    July 21, 2014 8 Photos

  • Rastrelli's Rastrelli's restaurant a cornerstone in Lyons District Pete Rastrelli (1900-1966) came here to work for Marcucci’s as a candy maker in 1926 after learning the trade at businesses like Curtis Candy Co. in Chicago.In Clinton, he met and married a nursing student named Ida Baldacci. Ida was an orphan from C

    July 11, 2014 1 Photo

  • Mourning millions: EU leaders mark WWI centennial

    At a site where their countrymen once slaughtered each other with machine guns, artillery and poison gas, the leaders of Britain, France, Germany and other European nations commemorated the 100th anniversary of World War I and vowed Thursday to preserve peace on the continent.

    June 27, 2014

  • Tour de France marks World War I centennial

    Before sunrise on June 28, 1914, a pack of cyclists set off from Paris on the 12th Tour de France. Hours later, an Austrian archduke stepped out in Sarajevo and was assassinated in the street, igniting the carnage of World War I.

    June 27, 2014

  • 6-11-14 McEleney photo A closer look at the McEleneys' history Leo and Emmett McEleney started their business in 1914. Now, 100 years of service to the community has been accomplished. They started with Jeffery automobiles, and it was their mechanical prowess (Emmett) and business sense (Leo) which really helped

    June 11, 2014 2 Photos

  • 6-11-14 McEleney's page 1 McEleney's celebrates a century

    Somehow it seems fitting that Emmett McEleney was born in 1886 the same year Carl Benz completed the Benz Patent Motor Car, considered to be the first true automobile. The world was a very different place when Emmett and his brother, Leo, started a

    June 11, 2014 9 Photos

  • Puget Sound anchor might be from 1792 expedition

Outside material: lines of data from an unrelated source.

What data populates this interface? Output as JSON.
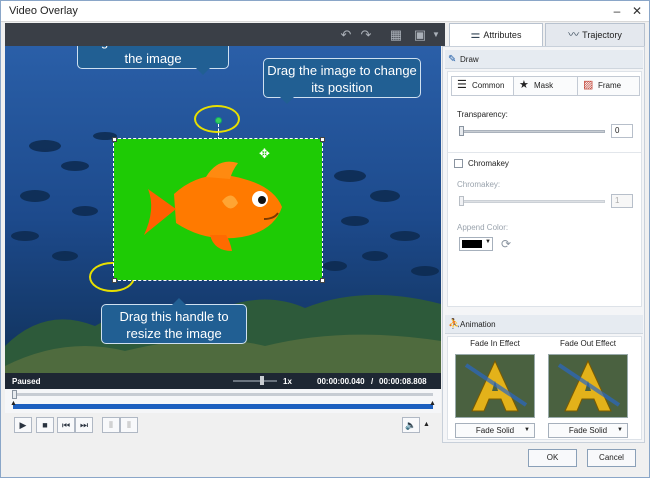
{
  "window": {
    "title": "Video Overlay",
    "minimize": "–",
    "close": "✕"
  },
  "tabs": [
    {
      "label": "Attributes",
      "icon": "attributes-icon"
    },
    {
      "label": "Trajectory",
      "icon": "trajectory-icon"
    }
  ],
  "callouts": {
    "rotate": "Drag this handle to rotate the image",
    "move": "Drag the image to change its position",
    "resize": "Drag this handle to resize the image"
  },
  "player": {
    "status": "Paused",
    "speed": "1x",
    "current_time": "00:00:00.040",
    "separator": "/",
    "total_time": "00:00:08.808"
  },
  "draw": {
    "section_label": "Draw",
    "subtabs": [
      {
        "label": "Common"
      },
      {
        "label": "Mask"
      },
      {
        "label": "Frame"
      }
    ],
    "transparency_label": "Transparency:",
    "transparency_value": "0",
    "chromakey_checkbox_label": "Chromakey",
    "chromakey_label": "Chromakey:",
    "chromakey_value": "1",
    "append_color_label": "Append Color:",
    "append_color": "#000000"
  },
  "animation": {
    "section_label": "Animation",
    "fade_in_label": "Fade In Effect",
    "fade_out_label": "Fade Out Effect",
    "fade_in_value": "Fade Solid",
    "fade_out_value": "Fade Solid"
  },
  "dialog": {
    "ok": "OK",
    "cancel": "Cancel"
  },
  "colors": {
    "overlay_bg": "#1ecb05",
    "callout_bg": "#215f93",
    "ring": "#e8e000",
    "timeline": "#1c5fbf"
  }
}
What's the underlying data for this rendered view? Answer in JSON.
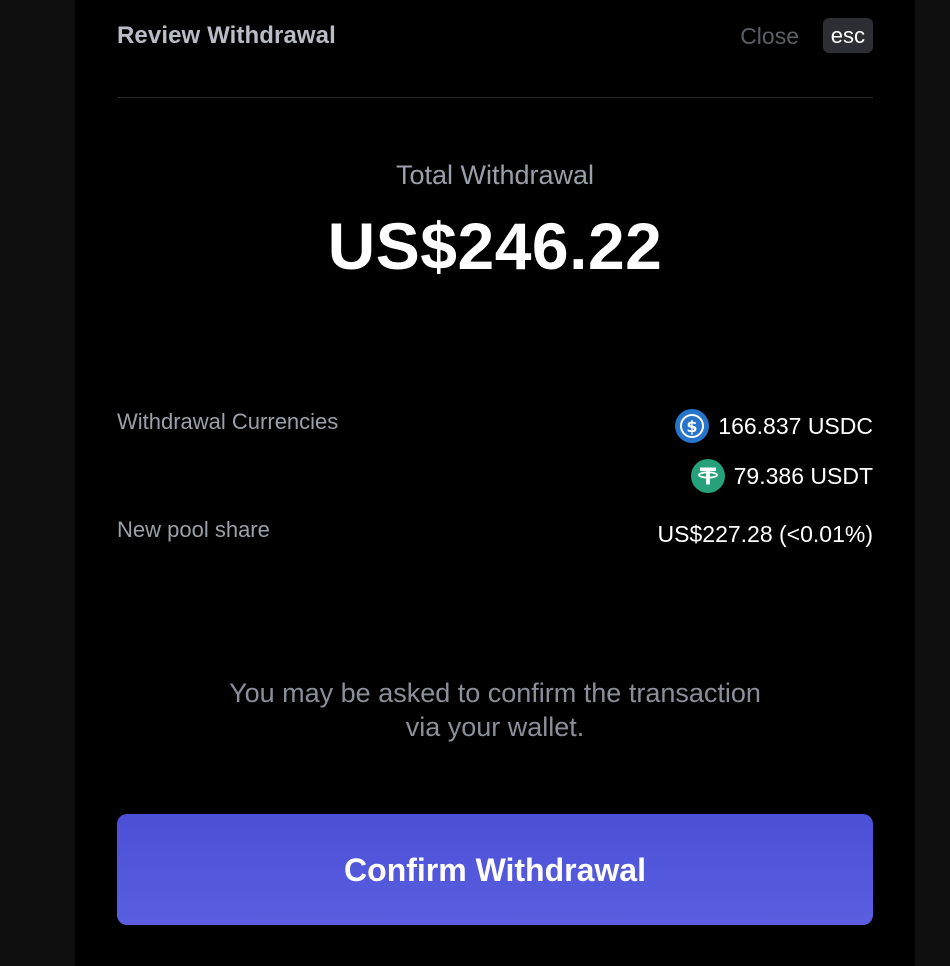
{
  "header": {
    "title": "Review Withdrawal",
    "close_label": "Close",
    "esc_label": "esc"
  },
  "summary": {
    "total_label": "Total Withdrawal",
    "total_amount": "US$246.22"
  },
  "details": {
    "currencies_label": "Withdrawal Currencies",
    "currencies": [
      {
        "amount": "166.837 USDC",
        "icon": "usdc-icon",
        "color": "#2775ca"
      },
      {
        "amount": "79.386 USDT",
        "icon": "usdt-icon",
        "color": "#26a17b"
      }
    ],
    "pool_share_label": "New pool share",
    "pool_share_value": "US$227.28 (<0.01%)"
  },
  "note": {
    "line1": "You may be asked to confirm the transaction",
    "line2": "via your wallet."
  },
  "actions": {
    "confirm_label": "Confirm Withdrawal"
  },
  "colors": {
    "accent": "#5a5fe0",
    "background": "#000000"
  }
}
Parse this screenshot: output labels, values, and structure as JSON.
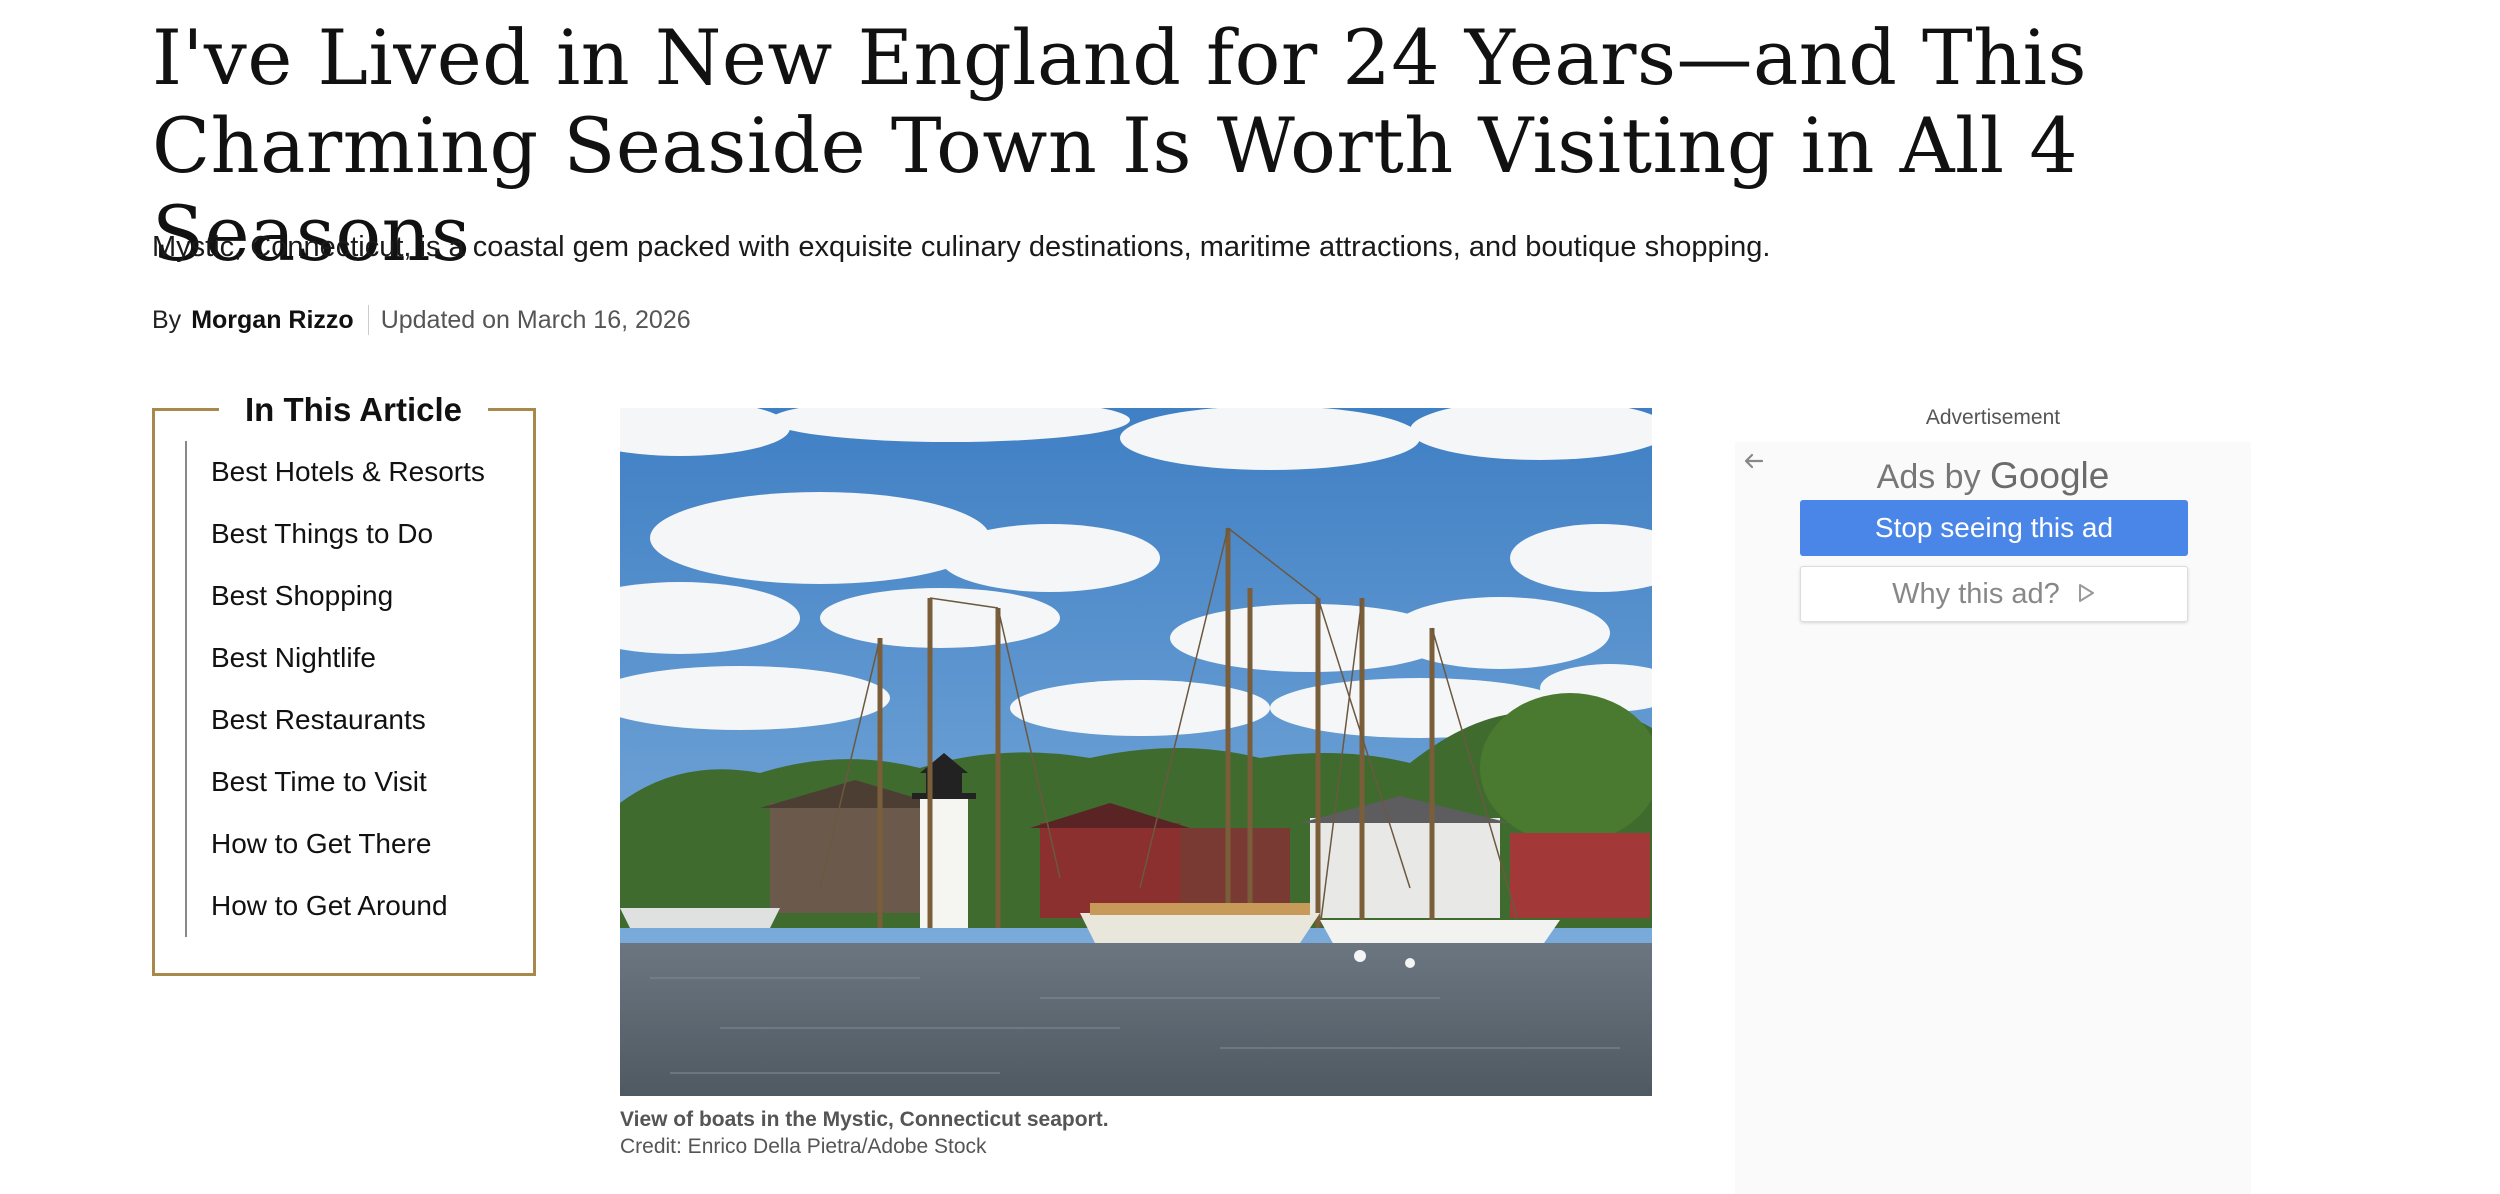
{
  "article": {
    "title": "I've Lived in New England for 24 Years—and This Charming Seaside Town Is Worth Visiting in All 4 Seasons",
    "dek": "Mystic, Connecticut, is a coastal gem packed with exquisite culinary destinations, maritime attractions, and boutique shopping.",
    "byline": {
      "prefix": "By",
      "author": "Morgan Rizzo",
      "updated": "Updated on March 16, 2026"
    }
  },
  "toc": {
    "title": "In This Article",
    "items": [
      "Best Hotels & Resorts",
      "Best Things to Do",
      "Best Shopping",
      "Best Nightlife",
      "Best Restaurants",
      "Best Time to Visit",
      "How to Get There",
      "How to Get Around"
    ]
  },
  "hero": {
    "caption": "View of boats in the Mystic, Connecticut seaport.",
    "credit": "Credit: Enrico Della Pietra/Adobe Stock"
  },
  "ad": {
    "label": "Advertisement",
    "ads_by_prefix": "Ads by",
    "ads_by_brand": "Google",
    "stop_button": "Stop seeing this ad",
    "why_button": "Why this ad?",
    "back_icon": "arrow-left-icon",
    "why_icon": "adchoices-play-icon"
  },
  "colors": {
    "toc_border": "#a9884e",
    "ad_button_blue": "#4a86e8",
    "caption_gray": "#555555"
  }
}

    Experts will examine an anchor recovered from Puget Sound north of Seattle to determine if it was from one of the earliest ships to explore Northwest waters.

    The anchor was found six years ago by sea-cucumber diver Doug Monk, who formed Anchor Ventures with amateur historian Scott Grimm to bring it to the surface. It was in Admiralty Inlet off Whidbey Island.

    June 10, 2014

  • Fashion History of Lingerie-57 [Duplicate] Corsets to Wonderbras: museum takes on lingerie NEW YORK (AP) -- From a 1770 corset to a 2014 bra-and-panty set in lacy stretch silk, the Museum at the Fashion Institute of Technology has put the focus on lingerie and ladies foundation garments in a new exhibition. In about 70 pieces, "Exposed: A

    June 10, 2014 21 Photos

  • World honors D-Day's fallen 70 years later

    Gone are the screaming shells, seasick soldiers and bloodied waters of 1944. On Friday, a sun-splattered Normandy celebrated peace, with silent salutes, tears and international friendship marking 70 years since the D-Day invasion helped change the course of World War II and modern history.

    June 6, 2014

  • WW I trenches unearthed at Camp Dodge JOHNSTON -- Archaeologists hired to dig at World War I training trenches on the Iowa National Guard Base at Camp Dodge have uncovered several artifacts dating to when the United States entered the war: rifle shell casings, a machine gun suppressor fr

    May 29, 2014